Sanggung was an official title of the senior 5th rank (正五品; Jong 5 pum), the highest attainable for gungnyeo, a lady-in-waiting during the Joseon Dynasty of Korea. Female officers with the title were assigned to govern the inner affairs of the palace. When a regular nain served for more than 15 years, she would be awarded with an ornamental hairpin for a sanggung. Therefore, a newly appointed sanggung was usually 35–45 years old. A court lady at the rank of sanggung was treated well enough to live in her own house with servants.
The title first appears in Goryeosa ("History of Goryeo"), a complied book about the Goryeo period. In the chapter of the book titled Baekgwanji (百官志), regarding all official titles, there were posts named sanggung (尙宮, managing the palace), sangchim (尙寢, managing bedding), sangsik (尙食 managing food), and another sangchim (尙針, managing sewing) during the reign of King Hyeonjong. The book also has another record that Lady Han was appointed as sanggung in March 1031, the 22nd year of the king's reign. These records prove that the sanggung system had existed since the Goryeo period.
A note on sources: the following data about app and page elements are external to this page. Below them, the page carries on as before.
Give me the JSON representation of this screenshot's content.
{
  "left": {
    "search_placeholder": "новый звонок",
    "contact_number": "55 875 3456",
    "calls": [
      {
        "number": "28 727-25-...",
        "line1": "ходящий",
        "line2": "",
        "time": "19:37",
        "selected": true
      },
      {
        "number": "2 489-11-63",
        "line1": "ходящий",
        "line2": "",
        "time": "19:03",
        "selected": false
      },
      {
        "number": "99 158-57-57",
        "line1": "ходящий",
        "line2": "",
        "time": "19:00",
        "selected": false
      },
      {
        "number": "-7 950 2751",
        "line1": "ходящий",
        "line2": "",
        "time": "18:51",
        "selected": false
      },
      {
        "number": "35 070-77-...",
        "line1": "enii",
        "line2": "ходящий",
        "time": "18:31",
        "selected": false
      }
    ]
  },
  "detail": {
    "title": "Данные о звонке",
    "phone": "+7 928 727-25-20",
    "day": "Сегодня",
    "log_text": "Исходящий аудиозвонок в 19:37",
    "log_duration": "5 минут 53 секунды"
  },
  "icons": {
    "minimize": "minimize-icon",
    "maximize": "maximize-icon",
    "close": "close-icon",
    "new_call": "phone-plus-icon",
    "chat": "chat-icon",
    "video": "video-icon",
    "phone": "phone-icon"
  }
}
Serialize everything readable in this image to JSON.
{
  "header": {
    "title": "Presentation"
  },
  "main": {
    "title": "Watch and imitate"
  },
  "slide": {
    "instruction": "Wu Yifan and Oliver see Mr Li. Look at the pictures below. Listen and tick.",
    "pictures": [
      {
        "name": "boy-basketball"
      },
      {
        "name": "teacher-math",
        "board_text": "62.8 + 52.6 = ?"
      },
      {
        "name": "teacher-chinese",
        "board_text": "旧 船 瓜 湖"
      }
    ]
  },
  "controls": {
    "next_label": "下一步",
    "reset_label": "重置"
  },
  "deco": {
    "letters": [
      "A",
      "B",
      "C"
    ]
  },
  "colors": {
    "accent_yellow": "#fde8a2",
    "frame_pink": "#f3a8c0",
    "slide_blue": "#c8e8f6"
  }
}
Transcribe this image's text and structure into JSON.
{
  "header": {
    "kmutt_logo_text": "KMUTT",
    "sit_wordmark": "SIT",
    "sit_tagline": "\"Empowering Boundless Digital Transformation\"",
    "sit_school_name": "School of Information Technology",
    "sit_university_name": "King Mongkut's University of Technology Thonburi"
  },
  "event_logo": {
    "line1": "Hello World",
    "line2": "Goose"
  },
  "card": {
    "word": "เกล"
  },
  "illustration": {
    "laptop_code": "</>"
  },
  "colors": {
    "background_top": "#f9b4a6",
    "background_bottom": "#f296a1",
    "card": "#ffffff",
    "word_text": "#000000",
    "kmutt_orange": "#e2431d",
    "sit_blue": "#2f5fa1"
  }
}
As a system on naemyeongbu (內命婦) which refers to women at court with a rank including queen and lady-in-waiting was revised since the foundation of the Joseon Dynasty, female officers with the title, sanggung began to manage inner affairs of the court in general as the highest position of the gunggwan (literally a palace officer). The naemyeongbu was largely divided into naegwan (literally "internal offices") and gunggwan according to Gyeongguk daejeon. The former refers to a king's concubines or a crown prince's consort while gunggwan are female officers with a rank.
The social status of sanggung generally belonged to the yangin (common people) class, distinguished from naegwan in policy.